WHAT THE TASK ASKS → Below are some records; return each one exactly.

DATASET EXCERPTS: Begin

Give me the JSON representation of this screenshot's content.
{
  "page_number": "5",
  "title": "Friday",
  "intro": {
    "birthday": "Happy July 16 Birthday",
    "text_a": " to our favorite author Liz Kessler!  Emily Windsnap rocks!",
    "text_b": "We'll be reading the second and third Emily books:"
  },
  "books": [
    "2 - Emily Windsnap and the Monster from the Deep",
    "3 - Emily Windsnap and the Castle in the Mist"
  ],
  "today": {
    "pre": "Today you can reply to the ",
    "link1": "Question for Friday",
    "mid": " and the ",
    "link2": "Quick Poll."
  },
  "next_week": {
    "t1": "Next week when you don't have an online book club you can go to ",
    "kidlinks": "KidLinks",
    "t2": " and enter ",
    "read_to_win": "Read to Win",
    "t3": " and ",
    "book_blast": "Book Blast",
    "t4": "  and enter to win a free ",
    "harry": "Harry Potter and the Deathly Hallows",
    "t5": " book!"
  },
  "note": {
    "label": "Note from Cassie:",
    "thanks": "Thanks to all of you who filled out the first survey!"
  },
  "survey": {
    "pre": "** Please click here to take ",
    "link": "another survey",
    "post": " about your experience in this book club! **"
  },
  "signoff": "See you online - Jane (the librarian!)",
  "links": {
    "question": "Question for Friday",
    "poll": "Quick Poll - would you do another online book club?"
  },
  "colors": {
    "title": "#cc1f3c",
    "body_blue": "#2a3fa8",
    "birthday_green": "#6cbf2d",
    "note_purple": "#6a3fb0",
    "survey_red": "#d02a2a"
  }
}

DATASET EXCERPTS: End

RESPONSE AREA →
Give me the JSON representation of this screenshot's content.
{
  "page_number": "5",
  "title": "Friday",
  "intro": {
    "birthday": "Happy July 16 Birthday",
    "text_a": " to our favorite author Liz Kessler!  Emily Windsnap rocks!",
    "text_b": "We'll be reading the second and third Emily books:"
  },
  "books": [
    "2 - Emily Windsnap and the Monster from the Deep",
    "3 - Emily Windsnap and the Castle in the Mist"
  ],
  "today": {
    "pre": "Today you can reply to the ",
    "link1": "Question for Friday",
    "mid": " and the ",
    "link2": "Quick Poll."
  },
  "next_week": {
    "t1": "Next week when you don't have an online book club you can go to ",
    "kidlinks": "KidLinks",
    "t2": " and enter ",
    "read_to_win": "Read to Win",
    "t3": " and ",
    "book_blast": "Book Blast",
    "t4": "  and enter to win a free ",
    "harry": "Harry Potter and the Deathly Hallows",
    "t5": " book!"
  },
  "note": {
    "label": "Note from Cassie:",
    "thanks": "Thanks to all of you who filled out the first survey!"
  },
  "survey": {
    "pre": "** Please click here to take ",
    "link": "another survey",
    "post": " about your experience in this book club! **"
  },
  "signoff": "See you online - Jane (the librarian!)",
  "links": {
    "question": "Question for Friday",
    "poll": "Quick Poll - would you do another online book club?"
  },
  "colors": {
    "title": "#cc1f3c",
    "body_blue": "#2a3fa8",
    "birthday_green": "#6cbf2d",
    "note_purple": "#6a3fb0",
    "survey_red": "#d02a2a"
  }
}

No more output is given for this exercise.